Friday, July 18, 2014: 5:54 PM
Room: Booth 48
Oral Presentation
Claude GILBERT , CNRS, Grenoble Cedex 9, France

In France, public policy risk prevention and crisis management still rely on the state. A role is assigned to local authorities and civil society. But only the state appears to have the ability to prevent risks and cope with exceptional situations. More disasters are considered, more state intervention is legitimate. The representatives of the state attach importance to these powers (corresponding to the "state of emergency").

The predominance of the state in the field of risk and crisis is however being challenged. First for economic reasons : central governments no longer have resources to support alone public policy in this area. A divorce occurred between formal capacity and actual capacity of the state (in particular during disasters). Second, for political reasons : local authorities (in particular in the major cities) and a part of civil society (in particular firms) want to play a role in defining policies they help to finance. Third for “societal reasons” : disasters can no longer justify the interruption of democracy.
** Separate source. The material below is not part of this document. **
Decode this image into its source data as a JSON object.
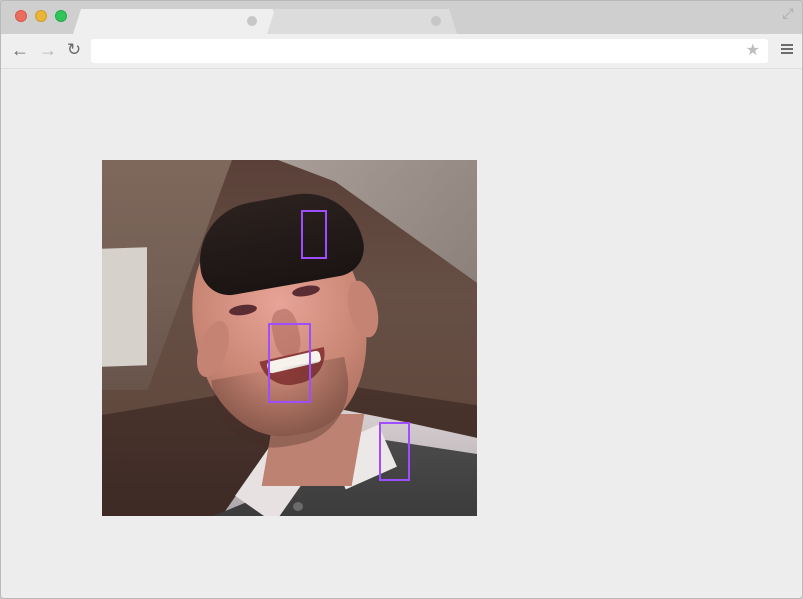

We begin to accept the idea that the state can not be the only or the main actor to manage risks and crises. Reflections on resilience are intended, including by officials, to promote the involvement of other actors in society. But politicians and admistratifs want both transfer a part of their responsabiitÚs while keeping control of risk and crisis management. There is an ambiguity that local authorities and other actors of civil society help to maintain : if they want to play a more important role, they do not want to assume state responsibilities .


The question central of this paper is to know what  are the effects of this ambiguous situation in the effective management of risks and crises (especially from the example of pandemic influenza threats).